Records for this task section start
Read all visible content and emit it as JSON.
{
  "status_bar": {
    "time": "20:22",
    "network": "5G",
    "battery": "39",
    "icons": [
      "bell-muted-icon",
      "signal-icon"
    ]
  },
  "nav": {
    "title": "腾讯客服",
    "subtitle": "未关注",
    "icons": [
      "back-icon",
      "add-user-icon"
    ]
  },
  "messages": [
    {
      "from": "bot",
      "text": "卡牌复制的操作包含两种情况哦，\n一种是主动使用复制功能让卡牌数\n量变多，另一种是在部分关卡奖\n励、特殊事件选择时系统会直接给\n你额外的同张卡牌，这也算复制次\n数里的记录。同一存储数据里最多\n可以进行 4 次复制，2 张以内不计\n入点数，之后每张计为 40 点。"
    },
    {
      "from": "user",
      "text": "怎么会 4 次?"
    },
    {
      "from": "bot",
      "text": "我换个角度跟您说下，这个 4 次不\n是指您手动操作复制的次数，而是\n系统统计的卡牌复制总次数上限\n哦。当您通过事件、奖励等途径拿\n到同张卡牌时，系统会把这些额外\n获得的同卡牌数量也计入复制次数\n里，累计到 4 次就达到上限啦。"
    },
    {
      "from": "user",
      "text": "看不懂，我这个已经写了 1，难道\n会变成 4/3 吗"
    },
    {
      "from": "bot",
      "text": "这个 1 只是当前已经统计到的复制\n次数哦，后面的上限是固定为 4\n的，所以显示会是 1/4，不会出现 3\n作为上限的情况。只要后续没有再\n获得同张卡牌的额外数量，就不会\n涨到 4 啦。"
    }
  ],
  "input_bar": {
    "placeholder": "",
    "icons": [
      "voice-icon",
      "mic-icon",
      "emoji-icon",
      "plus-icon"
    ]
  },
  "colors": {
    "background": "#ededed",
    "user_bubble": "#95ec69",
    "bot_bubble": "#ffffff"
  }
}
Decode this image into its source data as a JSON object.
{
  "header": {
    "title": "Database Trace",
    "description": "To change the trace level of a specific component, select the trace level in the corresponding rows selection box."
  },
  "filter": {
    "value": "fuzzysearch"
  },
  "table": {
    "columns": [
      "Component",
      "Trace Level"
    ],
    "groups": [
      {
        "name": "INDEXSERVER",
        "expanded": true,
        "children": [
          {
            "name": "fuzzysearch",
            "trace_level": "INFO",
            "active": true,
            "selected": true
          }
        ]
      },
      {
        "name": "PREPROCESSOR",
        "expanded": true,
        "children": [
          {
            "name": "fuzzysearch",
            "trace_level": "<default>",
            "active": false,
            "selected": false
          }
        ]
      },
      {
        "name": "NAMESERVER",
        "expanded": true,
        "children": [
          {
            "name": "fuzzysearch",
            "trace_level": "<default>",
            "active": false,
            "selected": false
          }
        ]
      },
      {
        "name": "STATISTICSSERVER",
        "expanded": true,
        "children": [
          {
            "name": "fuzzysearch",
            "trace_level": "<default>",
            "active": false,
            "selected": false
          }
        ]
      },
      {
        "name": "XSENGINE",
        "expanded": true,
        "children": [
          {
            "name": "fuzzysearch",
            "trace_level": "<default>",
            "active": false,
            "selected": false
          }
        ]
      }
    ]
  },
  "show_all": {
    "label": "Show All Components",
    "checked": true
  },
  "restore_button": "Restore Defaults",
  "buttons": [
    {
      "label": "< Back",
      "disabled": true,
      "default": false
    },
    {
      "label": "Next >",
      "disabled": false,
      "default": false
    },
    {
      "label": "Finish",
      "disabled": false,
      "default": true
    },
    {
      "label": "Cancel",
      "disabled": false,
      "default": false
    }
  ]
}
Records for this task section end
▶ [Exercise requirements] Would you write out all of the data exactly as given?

▶ [Output for this exercise]
Read all visible content and emit it as JSON.
{
  "status_bar": {
    "time": "20:22",
    "network": "5G",
    "battery": "39",
    "icons": [
      "bell-muted-icon",
      "signal-icon"
    ]
  },
  "nav": {
    "title": "腾讯客服",
    "subtitle": "未关注",
    "icons": [
      "back-icon",
      "add-user-icon"
    ]
  },
  "messages": [
    {
      "from": "bot",
      "text": "卡牌复制的操作包含两种情况哦，\n一种是主动使用复制功能让卡牌数\n量变多，另一种是在部分关卡奖\n励、特殊事件选择时系统会直接给\n你额外的同张卡牌，这也算复制次\n数里的记录。同一存储数据里最多\n可以进行 4 次复制，2 张以内不计\n入点数，之后每张计为 40 点。"
    },
    {
      "from": "user",
      "text": "怎么会 4 次?"
    },
    {
      "from": "bot",
      "text": "我换个角度跟您说下，这个 4 次不\n是指您手动操作复制的次数，而是\n系统统计的卡牌复制总次数上限\n哦。当您通过事件、奖励等途径拿\n到同张卡牌时，系统会把这些额外\n获得的同卡牌数量也计入复制次数\n里，累计到 4 次就达到上限啦。"
    },
    {
      "from": "user",
      "text": "看不懂，我这个已经写了 1，难道\n会变成 4/3 吗"
    },
    {
      "from": "bot",
      "text": "这个 1 只是当前已经统计到的复制\n次数哦，后面的上限是固定为 4\n的，所以显示会是 1/4，不会出现 3\n作为上限的情况。只要后续没有再\n获得同张卡牌的额外数量，就不会\n涨到 4 啦。"
    }
  ],
  "input_bar": {
    "placeholder": "",
    "icons": [
      "voice-icon",
      "mic-icon",
      "emoji-icon",
      "plus-icon"
    ]
  },
  "colors": {
    "background": "#ededed",
    "user_bubble": "#95ec69",
    "bot_bubble": "#ffffff"
  }
}
Decode this image into its source data as a JSON object.
{
  "header": {
    "title": "Database Trace",
    "description": "To change the trace level of a specific component, select the trace level in the corresponding rows selection box."
  },
  "filter": {
    "value": "fuzzysearch"
  },
  "table": {
    "columns": [
      "Component",
      "Trace Level"
    ],
    "groups": [
      {
        "name": "INDEXSERVER",
        "expanded": true,
        "children": [
          {
            "name": "fuzzysearch",
            "trace_level": "INFO",
            "active": true,
            "selected": true
          }
        ]
      },
      {
        "name": "PREPROCESSOR",
        "expanded": true,
        "children": [
          {
            "name": "fuzzysearch",
            "trace_level": "<default>",
            "active": false,
            "selected": false
          }
        ]
      },
      {
        "name": "NAMESERVER",
        "expanded": true,
        "children": [
          {
            "name": "fuzzysearch",
            "trace_level": "<default>",
            "active": false,
            "selected": false
          }
        ]
      },
      {
        "name": "STATISTICSSERVER",
        "expanded": true,
        "children": [
          {
            "name": "fuzzysearch",
            "trace_level": "<default>",
            "active": false,
            "selected": false
          }
        ]
      },
      {
        "name": "XSENGINE",
        "expanded": true,
        "children": [
          {
            "name": "fuzzysearch",
            "trace_level": "<default>",
            "active": false,
            "selected": false
          }
        ]
      }
    ]
  },
  "show_all": {
    "label": "Show All Components",
    "checked": true
  },
  "restore_button": "Restore Defaults",
  "buttons": [
    {
      "label": "< Back",
      "disabled": true,
      "default": false
    },
    {
      "label": "Next >",
      "disabled": false,
      "default": false
    },
    {
      "label": "Finish",
      "disabled": false,
      "default": true
    },
    {
      "label": "Cancel",
      "disabled": false,
      "default": false
    }
  ]
}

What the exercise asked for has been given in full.